Items from a dataset:

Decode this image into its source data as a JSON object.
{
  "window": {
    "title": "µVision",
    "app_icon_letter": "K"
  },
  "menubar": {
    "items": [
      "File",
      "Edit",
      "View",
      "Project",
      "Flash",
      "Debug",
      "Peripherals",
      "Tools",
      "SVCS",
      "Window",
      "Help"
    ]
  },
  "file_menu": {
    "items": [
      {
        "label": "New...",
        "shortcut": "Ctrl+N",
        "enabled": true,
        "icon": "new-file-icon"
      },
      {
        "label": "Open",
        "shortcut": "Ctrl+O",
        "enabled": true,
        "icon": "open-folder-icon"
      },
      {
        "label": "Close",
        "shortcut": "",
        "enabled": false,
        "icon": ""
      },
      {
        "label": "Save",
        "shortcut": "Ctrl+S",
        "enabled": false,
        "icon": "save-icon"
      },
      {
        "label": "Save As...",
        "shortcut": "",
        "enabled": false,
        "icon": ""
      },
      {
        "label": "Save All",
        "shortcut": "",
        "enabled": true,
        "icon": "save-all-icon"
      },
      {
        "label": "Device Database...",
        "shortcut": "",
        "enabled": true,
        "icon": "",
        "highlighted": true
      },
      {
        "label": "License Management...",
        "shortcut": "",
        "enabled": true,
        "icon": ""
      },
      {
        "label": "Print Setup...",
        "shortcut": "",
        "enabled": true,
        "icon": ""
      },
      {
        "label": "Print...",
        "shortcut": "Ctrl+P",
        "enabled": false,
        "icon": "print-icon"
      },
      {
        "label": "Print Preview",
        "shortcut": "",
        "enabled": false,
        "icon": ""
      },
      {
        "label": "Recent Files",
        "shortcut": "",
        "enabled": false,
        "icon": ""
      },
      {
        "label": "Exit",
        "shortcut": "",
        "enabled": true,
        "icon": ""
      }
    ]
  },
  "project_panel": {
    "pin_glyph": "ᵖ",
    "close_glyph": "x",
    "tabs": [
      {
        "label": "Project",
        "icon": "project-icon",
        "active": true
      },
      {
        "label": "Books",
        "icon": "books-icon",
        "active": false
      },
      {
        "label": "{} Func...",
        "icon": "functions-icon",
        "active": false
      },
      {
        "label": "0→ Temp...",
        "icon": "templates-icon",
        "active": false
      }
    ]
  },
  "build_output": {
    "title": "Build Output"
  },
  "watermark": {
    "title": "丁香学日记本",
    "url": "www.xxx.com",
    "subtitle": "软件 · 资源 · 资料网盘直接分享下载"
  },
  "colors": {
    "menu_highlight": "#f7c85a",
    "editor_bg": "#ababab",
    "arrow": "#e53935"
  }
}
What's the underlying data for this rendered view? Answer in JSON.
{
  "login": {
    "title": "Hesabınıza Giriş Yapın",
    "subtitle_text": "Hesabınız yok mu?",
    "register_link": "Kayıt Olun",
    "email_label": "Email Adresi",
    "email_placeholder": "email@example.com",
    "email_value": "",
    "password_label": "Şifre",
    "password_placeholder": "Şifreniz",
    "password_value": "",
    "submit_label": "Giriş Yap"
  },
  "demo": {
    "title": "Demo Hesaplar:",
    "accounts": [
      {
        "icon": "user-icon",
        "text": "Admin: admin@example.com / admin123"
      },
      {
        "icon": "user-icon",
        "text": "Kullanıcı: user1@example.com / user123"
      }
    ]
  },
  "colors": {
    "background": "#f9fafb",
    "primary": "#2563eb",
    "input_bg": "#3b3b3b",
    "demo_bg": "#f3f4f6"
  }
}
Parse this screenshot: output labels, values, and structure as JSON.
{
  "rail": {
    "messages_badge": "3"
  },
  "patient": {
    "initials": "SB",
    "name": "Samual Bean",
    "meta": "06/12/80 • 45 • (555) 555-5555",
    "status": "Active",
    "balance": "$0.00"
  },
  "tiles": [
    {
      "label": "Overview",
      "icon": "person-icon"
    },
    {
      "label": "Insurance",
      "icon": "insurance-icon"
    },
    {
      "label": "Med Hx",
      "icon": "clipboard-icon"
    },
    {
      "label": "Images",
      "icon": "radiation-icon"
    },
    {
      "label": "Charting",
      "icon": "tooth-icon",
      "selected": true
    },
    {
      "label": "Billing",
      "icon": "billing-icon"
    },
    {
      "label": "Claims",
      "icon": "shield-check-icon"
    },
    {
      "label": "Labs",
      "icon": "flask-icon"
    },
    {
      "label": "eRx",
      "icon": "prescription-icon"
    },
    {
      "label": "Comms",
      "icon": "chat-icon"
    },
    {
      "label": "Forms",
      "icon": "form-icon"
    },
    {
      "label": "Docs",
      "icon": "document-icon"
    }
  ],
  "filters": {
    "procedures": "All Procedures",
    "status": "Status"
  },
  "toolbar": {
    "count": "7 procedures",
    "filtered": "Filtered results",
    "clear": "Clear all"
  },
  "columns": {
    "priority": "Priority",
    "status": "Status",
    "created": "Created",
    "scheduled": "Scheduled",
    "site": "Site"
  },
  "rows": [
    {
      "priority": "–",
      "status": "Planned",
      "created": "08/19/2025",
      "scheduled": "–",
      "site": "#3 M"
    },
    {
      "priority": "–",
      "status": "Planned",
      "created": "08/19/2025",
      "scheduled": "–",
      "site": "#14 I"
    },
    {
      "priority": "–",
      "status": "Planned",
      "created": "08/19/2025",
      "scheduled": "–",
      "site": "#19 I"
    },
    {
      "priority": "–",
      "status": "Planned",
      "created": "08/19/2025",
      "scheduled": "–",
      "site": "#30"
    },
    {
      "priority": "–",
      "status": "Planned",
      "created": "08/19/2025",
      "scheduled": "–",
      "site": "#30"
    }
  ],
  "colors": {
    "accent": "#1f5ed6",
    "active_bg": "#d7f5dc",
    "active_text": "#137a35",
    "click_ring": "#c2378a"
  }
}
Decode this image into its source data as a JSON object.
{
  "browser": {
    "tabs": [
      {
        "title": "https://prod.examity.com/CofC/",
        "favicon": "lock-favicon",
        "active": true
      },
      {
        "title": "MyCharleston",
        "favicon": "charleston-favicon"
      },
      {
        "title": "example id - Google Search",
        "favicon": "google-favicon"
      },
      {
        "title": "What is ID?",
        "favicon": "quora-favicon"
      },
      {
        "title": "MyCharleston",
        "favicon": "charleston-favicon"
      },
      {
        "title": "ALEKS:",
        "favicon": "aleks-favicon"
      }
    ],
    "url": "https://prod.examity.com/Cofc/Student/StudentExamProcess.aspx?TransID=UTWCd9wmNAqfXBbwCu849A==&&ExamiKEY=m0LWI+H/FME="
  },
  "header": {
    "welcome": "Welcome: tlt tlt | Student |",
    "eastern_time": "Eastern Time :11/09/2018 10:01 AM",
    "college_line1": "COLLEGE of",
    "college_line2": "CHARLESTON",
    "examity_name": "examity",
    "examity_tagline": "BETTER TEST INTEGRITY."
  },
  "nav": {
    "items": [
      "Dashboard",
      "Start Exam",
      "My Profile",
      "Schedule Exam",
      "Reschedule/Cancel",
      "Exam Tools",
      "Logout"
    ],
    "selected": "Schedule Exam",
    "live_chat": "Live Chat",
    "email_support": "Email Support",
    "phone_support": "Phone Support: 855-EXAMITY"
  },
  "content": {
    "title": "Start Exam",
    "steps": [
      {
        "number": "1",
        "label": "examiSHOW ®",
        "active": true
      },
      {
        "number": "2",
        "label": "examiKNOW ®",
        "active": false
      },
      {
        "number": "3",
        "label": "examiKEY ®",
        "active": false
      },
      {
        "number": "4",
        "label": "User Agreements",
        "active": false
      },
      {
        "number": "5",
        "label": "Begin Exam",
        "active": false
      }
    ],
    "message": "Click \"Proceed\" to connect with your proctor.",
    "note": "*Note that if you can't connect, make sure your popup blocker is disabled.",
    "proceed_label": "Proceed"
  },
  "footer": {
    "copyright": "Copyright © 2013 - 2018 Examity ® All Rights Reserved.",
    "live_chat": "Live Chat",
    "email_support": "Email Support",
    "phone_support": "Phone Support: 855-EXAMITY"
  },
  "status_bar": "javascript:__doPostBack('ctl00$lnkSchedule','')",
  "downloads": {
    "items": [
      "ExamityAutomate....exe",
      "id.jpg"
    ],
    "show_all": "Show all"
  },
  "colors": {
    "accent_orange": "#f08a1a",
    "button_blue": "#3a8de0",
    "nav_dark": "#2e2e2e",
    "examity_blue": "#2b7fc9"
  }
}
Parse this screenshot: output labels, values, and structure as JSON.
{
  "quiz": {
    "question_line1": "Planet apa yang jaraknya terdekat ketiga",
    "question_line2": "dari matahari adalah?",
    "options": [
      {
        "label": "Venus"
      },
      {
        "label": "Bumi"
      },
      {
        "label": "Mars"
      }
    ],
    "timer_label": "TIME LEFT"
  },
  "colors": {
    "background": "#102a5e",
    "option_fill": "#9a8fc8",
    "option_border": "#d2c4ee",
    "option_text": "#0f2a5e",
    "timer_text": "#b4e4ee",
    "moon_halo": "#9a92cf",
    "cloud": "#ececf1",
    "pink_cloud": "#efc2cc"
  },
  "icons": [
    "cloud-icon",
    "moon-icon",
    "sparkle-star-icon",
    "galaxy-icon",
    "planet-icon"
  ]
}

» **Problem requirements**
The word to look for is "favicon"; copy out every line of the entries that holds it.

» **Exercise response**
        "favicon": "lock-favicon",
        "favicon": "charleston-favicon"
        "favicon": "google-favicon"
        "favicon": "quora-favicon"
        "favicon": "charleston-favicon"
        "favicon": "aleks-favicon"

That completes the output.